As each cast member bounces through the stage door, the excitement on their faces is clear for all to see. The opening night. The event every child has been waiting for, working towards and focussing on for the past twelve weeks.
They are met by the stage manager who directs each child into their dressing room where the costume designer has laid out their opening
scene attire. The set designer has now finished and children are invited to take a walk around the stage, familiarizing themselves with entrances and exits, scenery and props. Microphones and make up come next, and finally our young cast are ready for their pre-show warm up and ‘team talk’. A reminder to stay focussed and enjoy it! The hard work has been done and now it is time to give it their best shot. Containing their excitement is a nice challenge to have.

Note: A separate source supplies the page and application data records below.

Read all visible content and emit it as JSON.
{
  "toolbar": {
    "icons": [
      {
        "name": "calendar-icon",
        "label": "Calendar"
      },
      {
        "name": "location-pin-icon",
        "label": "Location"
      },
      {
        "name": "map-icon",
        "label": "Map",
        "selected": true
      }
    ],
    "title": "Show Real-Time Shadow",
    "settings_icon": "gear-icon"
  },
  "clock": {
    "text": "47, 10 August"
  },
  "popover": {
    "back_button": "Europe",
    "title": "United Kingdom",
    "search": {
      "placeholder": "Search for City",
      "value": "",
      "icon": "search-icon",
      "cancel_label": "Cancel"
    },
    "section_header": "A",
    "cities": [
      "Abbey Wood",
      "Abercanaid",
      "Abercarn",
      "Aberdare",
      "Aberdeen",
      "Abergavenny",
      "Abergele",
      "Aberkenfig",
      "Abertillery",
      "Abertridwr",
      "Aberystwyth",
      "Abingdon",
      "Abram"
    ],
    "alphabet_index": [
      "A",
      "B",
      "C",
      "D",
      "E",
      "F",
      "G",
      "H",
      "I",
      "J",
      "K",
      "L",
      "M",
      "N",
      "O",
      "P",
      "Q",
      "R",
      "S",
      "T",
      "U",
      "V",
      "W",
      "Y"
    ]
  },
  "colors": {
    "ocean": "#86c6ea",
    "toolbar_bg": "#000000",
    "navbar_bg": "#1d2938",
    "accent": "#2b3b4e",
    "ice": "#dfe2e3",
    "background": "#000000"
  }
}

As the curtain opens to a packed house, the energy pours off the stage. It is infectious. The audience are with them every step of the way and you can see each child growing in confidence as the show goes on.
As director, I sit nervously, rooting for my team, terrified that someone will dry, or miss an entrance, but they are fearless, and the show continues without a hitch. Everything the children have rehearsed now comes together, enhanced by the wonderful lighting, sounds, set and costume of our lovely creative team.
The finale is blasted out, every child beaming with pride and at last I breathe a sigh of relief. It is, without doubt, an emotional rollercoaster.
The cast buzz with joy after their show and can’t wait to return for their second performance. It is lovely to see. They are eager to share stories of their experience. What surprised them, what went well, what almost went wrong! They want to know what we all thought? And what will make their show even better next time?
After each show, I reflect on the journey we’ve been on together as a company. It is hard to remember some of the nervous singing from the audition three months earlier. Are these really the same children?
Our rehearsal process is a fine balance of challenge and support, ensuring children have everything they need to be in the right place for their performance. What do they need to grow as performers, but most importantly what do they need to grow as people?
Alice in Wonderland will be our eighth show and caps a truly inspiring three years at Dramacube. We’ve performed at numerous theatres including; Hampton Hill Theatre, Epsom Playhouse and the Watermans in Brentford, we grown to three locations with casts now in Twickenham, Hampton Hill and Kingston, seen a number of students perform in West End shows and in August 2017 we received six nominations and awards for best actor and best actress (under 14) at the Richmond arts Swan Awards.
Wishing the very best of luck to all of our performers this term.